## DATA SHOWN:

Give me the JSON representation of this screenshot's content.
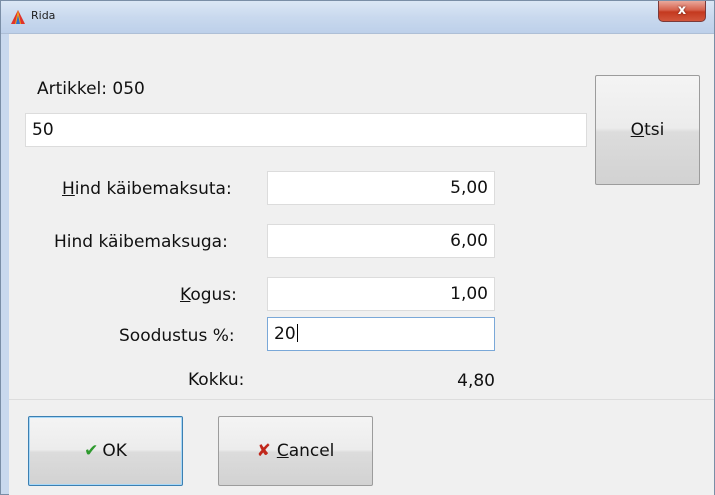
{
  "window": {
    "title": "Rida",
    "close_glyph": "x"
  },
  "article": {
    "label": "Artikkel:",
    "code": "050",
    "search_value": "50",
    "search_button": {
      "mnemonic": "O",
      "rest": "tsi"
    }
  },
  "fields": {
    "price_excl_vat": {
      "mnemonic": "H",
      "label_rest": "ind käibemaksuta:",
      "value": "5,00"
    },
    "price_incl_vat": {
      "label": "Hind käibemaksuga:",
      "value": "6,00"
    },
    "quantity": {
      "mnemonic": "K",
      "label_rest": "ogus:",
      "value": "1,00"
    },
    "discount": {
      "label": "Soodustus %:",
      "value": "20"
    },
    "total": {
      "label": "Kokku:",
      "value": "4,80"
    }
  },
  "buttons": {
    "ok": {
      "label": "OK",
      "icon": "check-icon"
    },
    "cancel": {
      "mnemonic": "C",
      "rest": "ancel",
      "icon": "x-icon"
    }
  },
  "colors": {
    "ok_icon": "#2e9a2e",
    "cancel_icon": "#c0271b",
    "close_button": "#c4391f"
  }
}
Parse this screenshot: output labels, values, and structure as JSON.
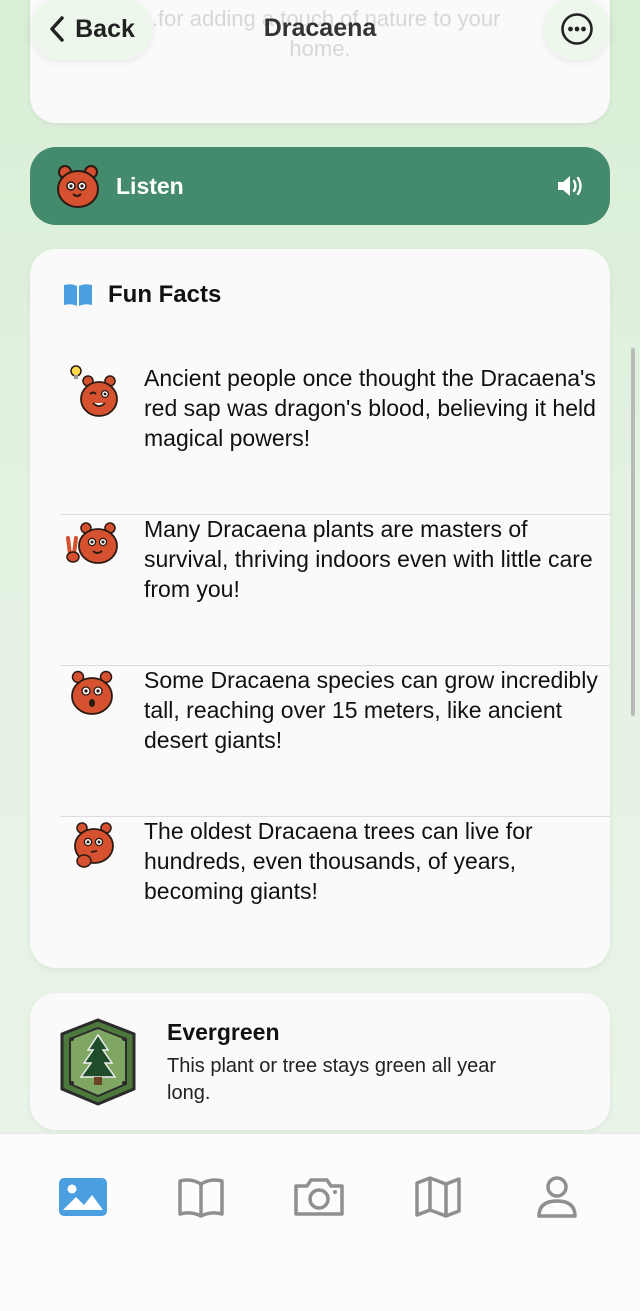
{
  "header": {
    "back_label": "Back",
    "title": "Dracaena",
    "faded_text_line1": "...for adding a touch of nature to your",
    "faded_text_line2": "home."
  },
  "listen": {
    "label": "Listen"
  },
  "fun_facts": {
    "heading": "Fun Facts",
    "items": [
      {
        "mascot": "bear-lightbulb-icon",
        "text": "Ancient people once thought the Dracaena's red sap was dragon's blood, believing it held magical powers!"
      },
      {
        "mascot": "bear-peace-sign-icon",
        "text": "Many Dracaena plants are masters of survival, thriving indoors even with little care from you!"
      },
      {
        "mascot": "bear-surprised-icon",
        "text": "Some Dracaena species can grow incredibly tall, reaching over 15 meters, like ancient desert giants!"
      },
      {
        "mascot": "bear-thinking-icon",
        "text": "The oldest Dracaena trees can live for hundreds, even thousands, of years, becoming giants!"
      }
    ]
  },
  "evergreen": {
    "title": "Evergreen",
    "description": "This plant or tree stays green all year long.",
    "icon": "evergreen-badge-icon"
  },
  "tabbar": {
    "items": [
      {
        "icon": "photo-icon",
        "active": true
      },
      {
        "icon": "book-icon",
        "active": false
      },
      {
        "icon": "camera-icon",
        "active": false
      },
      {
        "icon": "map-icon",
        "active": false
      },
      {
        "icon": "profile-icon",
        "active": false
      }
    ]
  },
  "colors": {
    "listen_bg": "#448a6c",
    "accent_blue": "#4a9fe0",
    "bear": "#d5512f",
    "inactive_icon": "#8f8f8f"
  }
}
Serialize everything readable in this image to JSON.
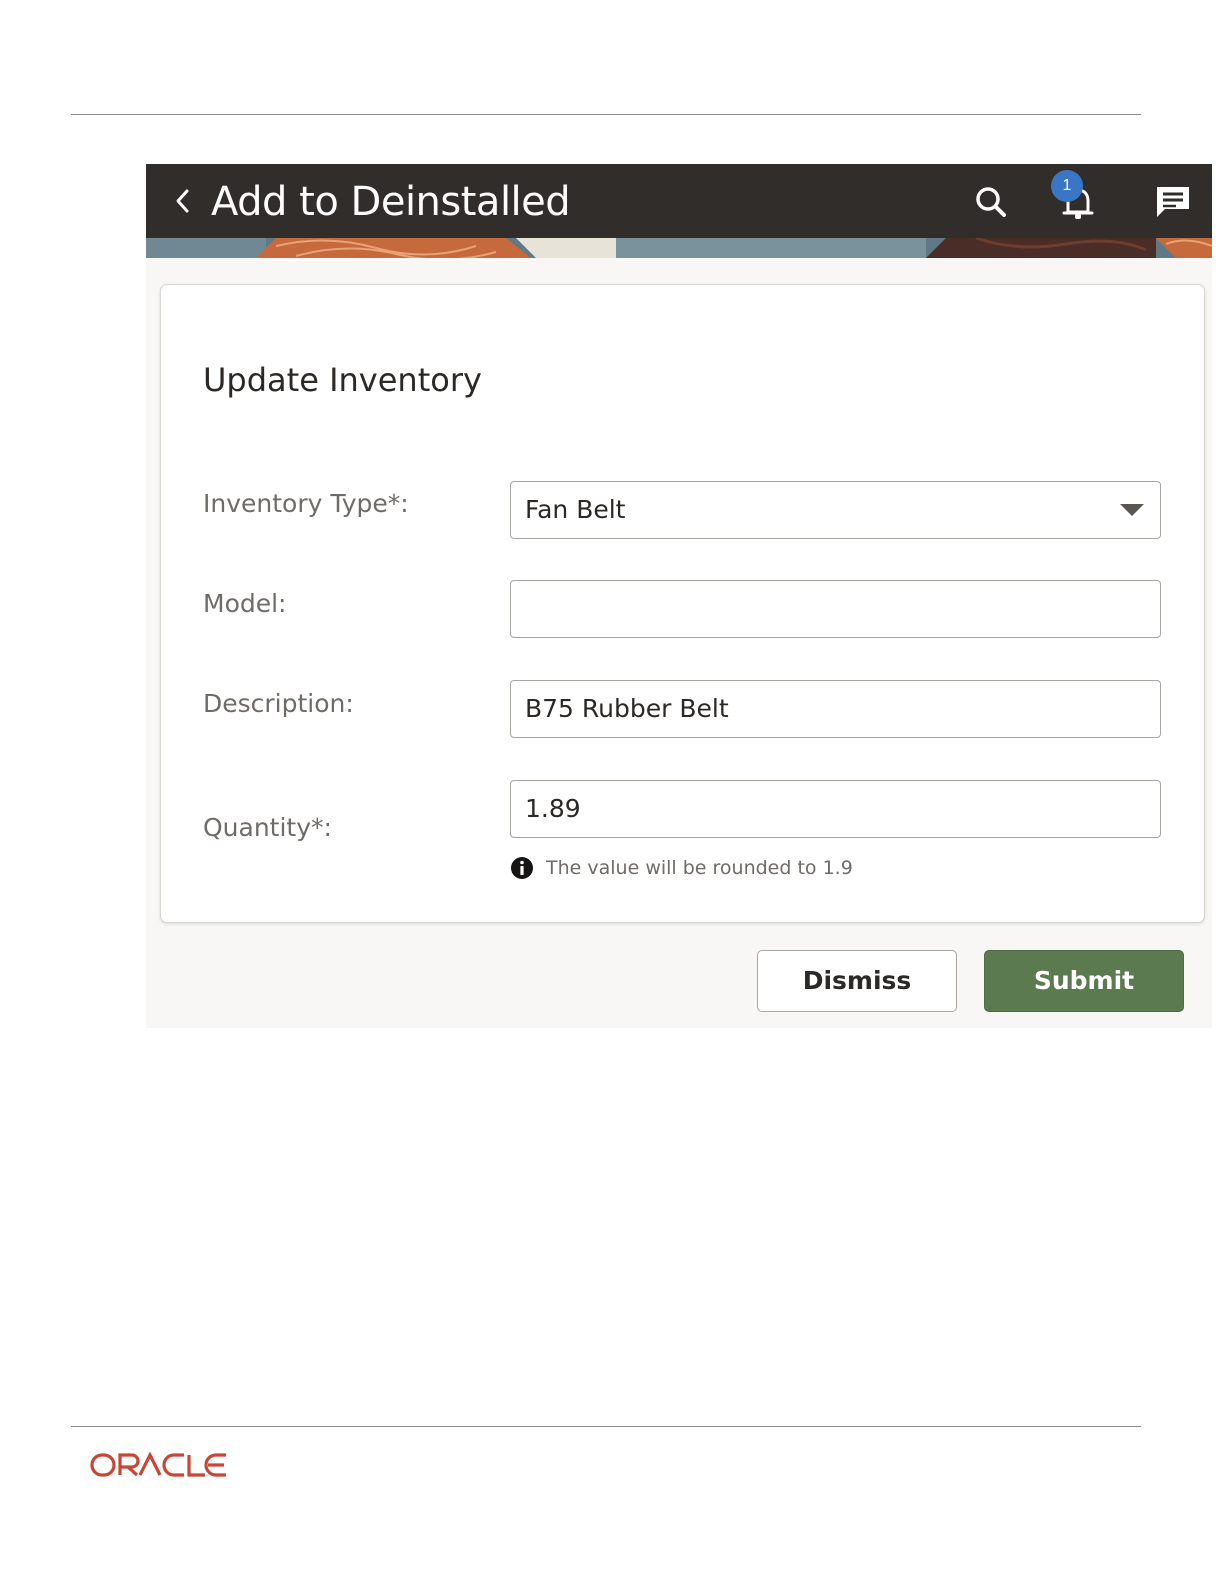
{
  "document": {
    "logo_text": "ORACLE"
  },
  "app": {
    "title": "Add to Deinstalled",
    "notification_count": "1",
    "icons": {
      "back": "chevron-left-icon",
      "search": "search-icon",
      "notifications": "bell-icon",
      "messages": "chat-icon"
    },
    "colors": {
      "header_bg": "#312d2a",
      "badge_bg": "#3a76c4",
      "submit_bg": "#5b7a4f"
    }
  },
  "form": {
    "title": "Update Inventory",
    "fields": [
      {
        "label": "Inventory Type*:",
        "value": "Fan Belt",
        "type": "select"
      },
      {
        "label": "Model:",
        "value": "",
        "type": "text"
      },
      {
        "label": "Description:",
        "value": "B75 Rubber Belt",
        "type": "text"
      },
      {
        "label": "Quantity*:",
        "value": "1.89",
        "type": "number"
      }
    ],
    "quantity_hint": "The value will be rounded to 1.9"
  },
  "actions": {
    "dismiss_label": "Dismiss",
    "submit_label": "Submit"
  }
}
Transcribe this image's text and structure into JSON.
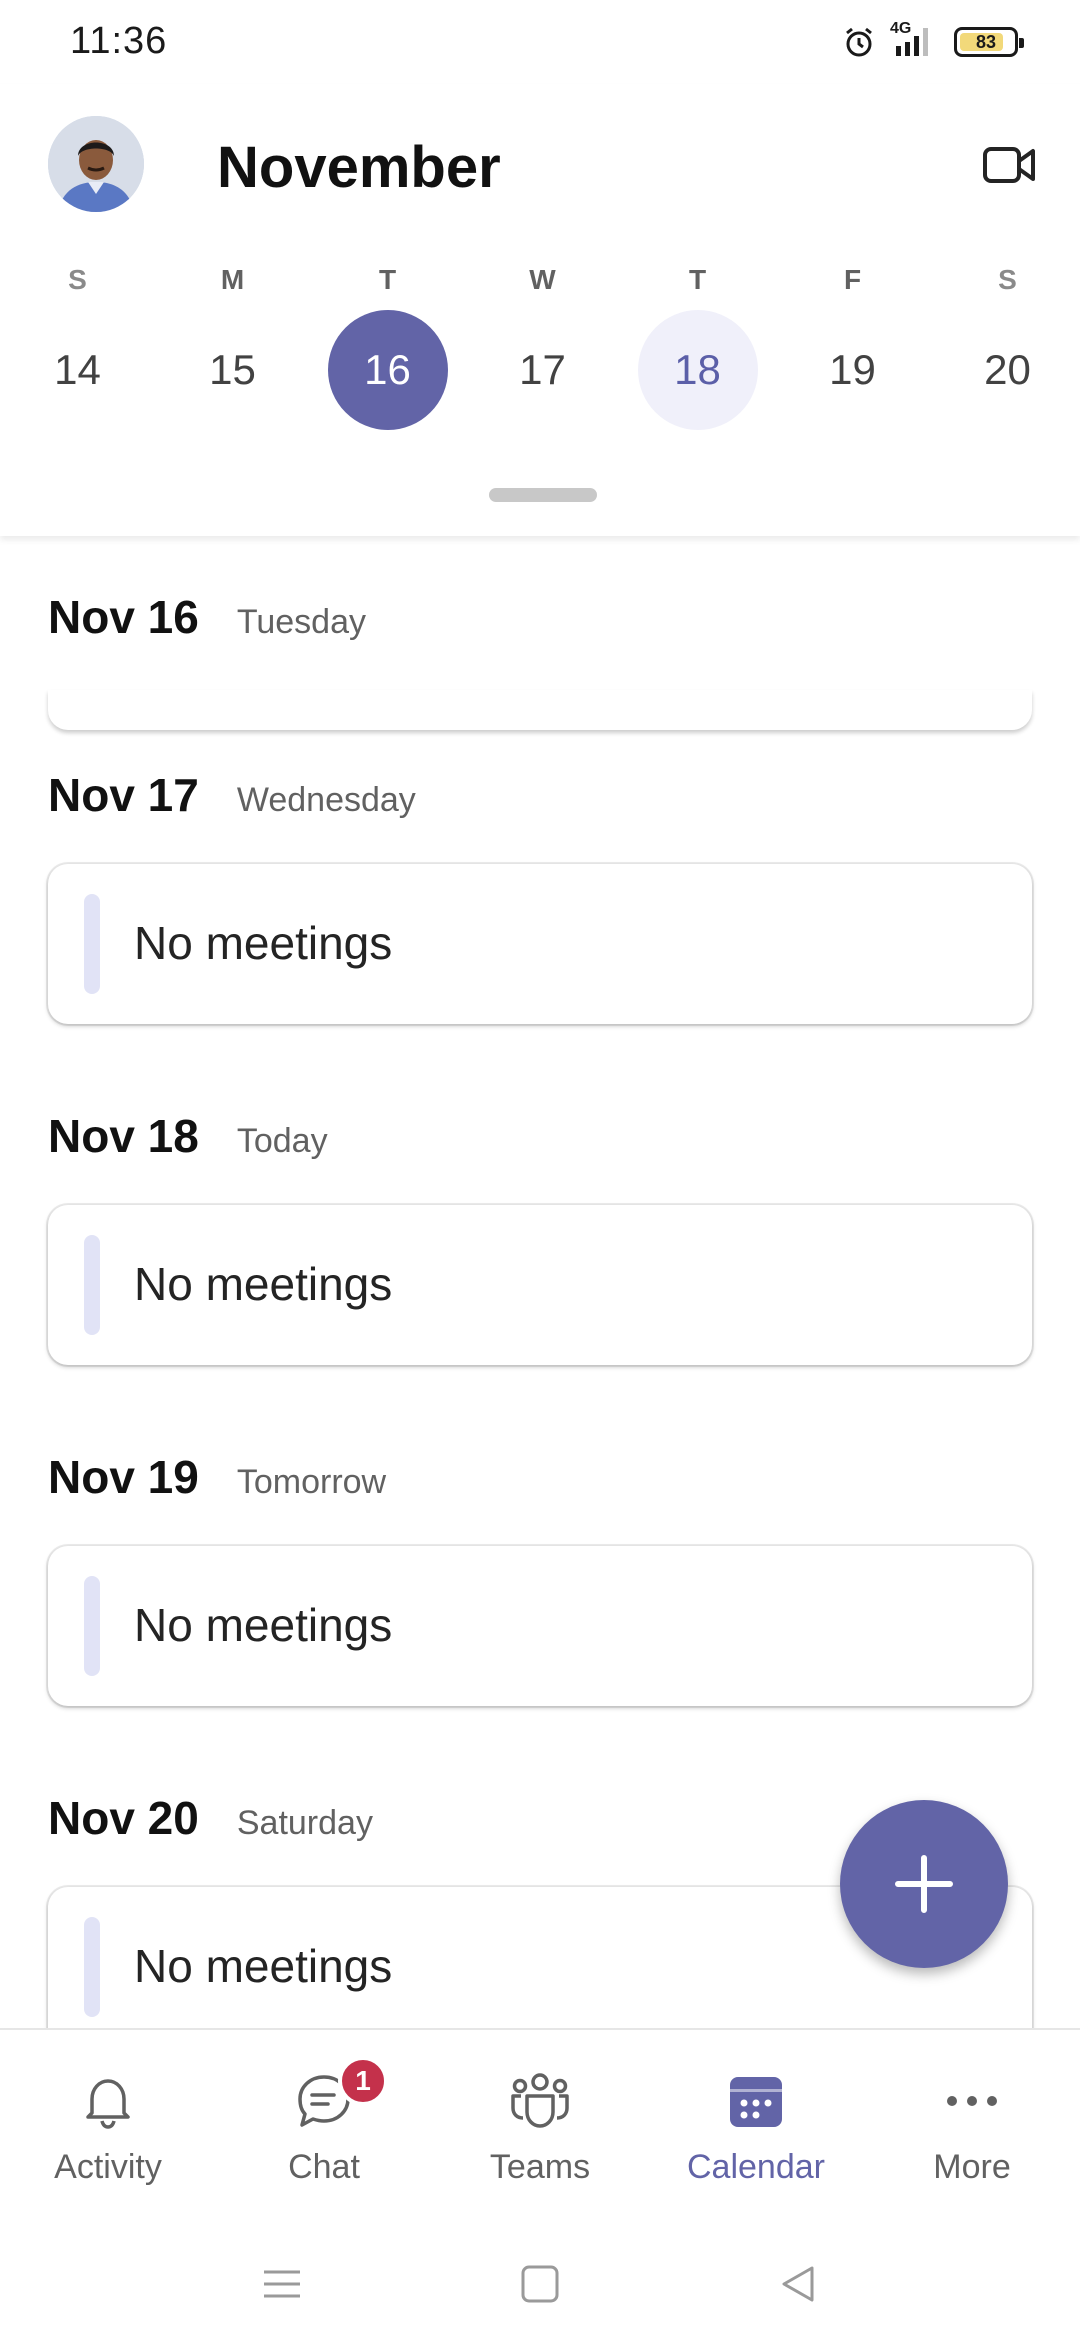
{
  "status_bar": {
    "time": "11:36",
    "network": "4G",
    "battery": "83",
    "battery_level_percent": 83,
    "icons": [
      "alarm-icon",
      "signal-icon",
      "battery-icon"
    ]
  },
  "header": {
    "month": "November",
    "avatar_icon": "profile-photo",
    "video_icon": "video-camera-icon"
  },
  "week": [
    {
      "letter": "S",
      "num": "14"
    },
    {
      "letter": "M",
      "num": "15"
    },
    {
      "letter": "T",
      "num": "16",
      "state": "selected"
    },
    {
      "letter": "W",
      "num": "17"
    },
    {
      "letter": "T",
      "num": "18",
      "state": "today"
    },
    {
      "letter": "F",
      "num": "19"
    },
    {
      "letter": "S",
      "num": "20"
    }
  ],
  "agenda": [
    {
      "date": "Nov 16",
      "label": "Tuesday"
    },
    {
      "date": "Nov 17",
      "label": "Wednesday",
      "card": "No meetings"
    },
    {
      "date": "Nov 18",
      "label": "Today",
      "card": "No meetings"
    },
    {
      "date": "Nov 19",
      "label": "Tomorrow",
      "card": "No meetings"
    },
    {
      "date": "Nov 20",
      "label": "Saturday",
      "card": "No meetings"
    }
  ],
  "fab": {
    "icon": "plus-icon"
  },
  "bottom_nav": [
    {
      "label": "Activity",
      "icon": "bell-icon"
    },
    {
      "label": "Chat",
      "icon": "chat-icon",
      "badge": "1"
    },
    {
      "label": "Teams",
      "icon": "teams-icon"
    },
    {
      "label": "Calendar",
      "icon": "calendar-icon",
      "active": true
    },
    {
      "label": "More",
      "icon": "more-icon"
    }
  ],
  "colors": {
    "accent": "#6264a7",
    "today_bg": "#f0f0fa",
    "badge": "#c4314b",
    "card_bar": "#e1e3f6"
  }
}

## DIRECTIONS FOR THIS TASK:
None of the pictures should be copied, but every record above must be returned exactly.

## COMPLETED EXERCISE:
Give me the JSON representation of this screenshot's content.
{
  "window": {
    "title": "Rida",
    "close_glyph": "x"
  },
  "article": {
    "label": "Artikkel:",
    "code": "050",
    "search_value": "50",
    "search_button": {
      "mnemonic": "O",
      "rest": "tsi"
    }
  },
  "fields": {
    "price_excl_vat": {
      "mnemonic": "H",
      "label_rest": "ind käibemaksuta:",
      "value": "5,00"
    },
    "price_incl_vat": {
      "label": "Hind käibemaksuga:",
      "value": "6,00"
    },
    "quantity": {
      "mnemonic": "K",
      "label_rest": "ogus:",
      "value": "1,00"
    },
    "discount": {
      "label": "Soodustus %:",
      "value": "20"
    },
    "total": {
      "label": "Kokku:",
      "value": "4,80"
    }
  },
  "buttons": {
    "ok": {
      "label": "OK",
      "icon": "check-icon"
    },
    "cancel": {
      "mnemonic": "C",
      "rest": "ancel",
      "icon": "x-icon"
    }
  },
  "colors": {
    "ok_icon": "#2e9a2e",
    "cancel_icon": "#c0271b",
    "close_button": "#c4391f"
  }
}
Parse this screenshot: output labels, values, and structure as JSON.
{
  "header": {
    "back_label": "Back",
    "title": "Dracaena",
    "faded_text_line1": "...for adding a touch of nature to your",
    "faded_text_line2": "home."
  },
  "listen": {
    "label": "Listen"
  },
  "fun_facts": {
    "heading": "Fun Facts",
    "items": [
      {
        "mascot": "bear-lightbulb-icon",
        "text": "Ancient people once thought the Dracaena's red sap was dragon's blood, believing it held magical powers!"
      },
      {
        "mascot": "bear-peace-sign-icon",
        "text": "Many Dracaena plants are masters of survival, thriving indoors even with little care from you!"
      },
      {
        "mascot": "bear-surprised-icon",
        "text": "Some Dracaena species can grow incredibly tall, reaching over 15 meters, like ancient desert giants!"
      },
      {
        "mascot": "bear-thinking-icon",
        "text": "The oldest Dracaena trees can live for hundreds, even thousands, of years, becoming giants!"
      }
    ]
  },
  "evergreen": {
    "title": "Evergreen",
    "description": "This plant or tree stays green all year long.",
    "icon": "evergreen-badge-icon"
  },
  "tabbar": {
    "items": [
      {
        "icon": "photo-icon",
        "active": true
      },
      {
        "icon": "book-icon",
        "active": false
      },
      {
        "icon": "camera-icon",
        "active": false
      },
      {
        "icon": "map-icon",
        "active": false
      },
      {
        "icon": "profile-icon",
        "active": false
      }
    ]
  },
  "colors": {
    "listen_bg": "#448a6c",
    "accent_blue": "#4a9fe0",
    "bear": "#d5512f",
    "inactive_icon": "#8f8f8f"
  }
}
Serialize everything readable in this image to JSON.
{
  "document": {
    "logo_text": "ORACLE"
  },
  "app": {
    "title": "Add to Deinstalled",
    "notification_count": "1",
    "icons": {
      "back": "chevron-left-icon",
      "search": "search-icon",
      "notifications": "bell-icon",
      "messages": "chat-icon"
    },
    "colors": {
      "header_bg": "#312d2a",
      "badge_bg": "#3a76c4",
      "submit_bg": "#5b7a4f"
    }
  },
  "form": {
    "title": "Update Inventory",
    "fields": [
      {
        "label": "Inventory Type*:",
        "value": "Fan Belt",
        "type": "select"
      },
      {
        "label": "Model:",
        "value": "",
        "type": "text"
      },
      {
        "label": "Description:",
        "value": "B75 Rubber Belt",
        "type": "text"
      },
      {
        "label": "Quantity*:",
        "value": "1.89",
        "type": "number"
      }
    ],
    "quantity_hint": "The value will be rounded to 1.9"
  },
  "actions": {
    "dismiss_label": "Dismiss",
    "submit_label": "Submit"
  }
}
Transcribe this image's text and structure into JSON.
{
  "status_bar": {
    "time": "11:36",
    "network": "4G",
    "battery": "83",
    "battery_level_percent": 83,
    "icons": [
      "alarm-icon",
      "signal-icon",
      "battery-icon"
    ]
  },
  "header": {
    "month": "November",
    "avatar_icon": "profile-photo",
    "video_icon": "video-camera-icon"
  },
  "week": [
    {
      "letter": "S",
      "num": "14"
    },
    {
      "letter": "M",
      "num": "15"
    },
    {
      "letter": "T",
      "num": "16",
      "state": "selected"
    },
    {
      "letter": "W",
      "num": "17"
    },
    {
      "letter": "T",
      "num": "18",
      "state": "today"
    },
    {
      "letter": "F",
      "num": "19"
    },
    {
      "letter": "S",
      "num": "20"
    }
  ],
  "agenda": [
    {
      "date": "Nov 16",
      "label": "Tuesday"
    },
    {
      "date": "Nov 17",
      "label": "Wednesday",
      "card": "No meetings"
    },
    {
      "date": "Nov 18",
      "label": "Today",
      "card": "No meetings"
    },
    {
      "date": "Nov 19",
      "label": "Tomorrow",
      "card": "No meetings"
    },
    {
      "date": "Nov 20",
      "label": "Saturday",
      "card": "No meetings"
    }
  ],
  "fab": {
    "icon": "plus-icon"
  },
  "bottom_nav": [
    {
      "label": "Activity",
      "icon": "bell-icon"
    },
    {
      "label": "Chat",
      "icon": "chat-icon",
      "badge": "1"
    },
    {
      "label": "Teams",
      "icon": "teams-icon"
    },
    {
      "label": "Calendar",
      "icon": "calendar-icon",
      "active": true
    },
    {
      "label": "More",
      "icon": "more-icon"
    }
  ],
  "colors": {
    "accent": "#6264a7",
    "today_bg": "#f0f0fa",
    "badge": "#c4314b",
    "card_bar": "#e1e3f6"
  }
}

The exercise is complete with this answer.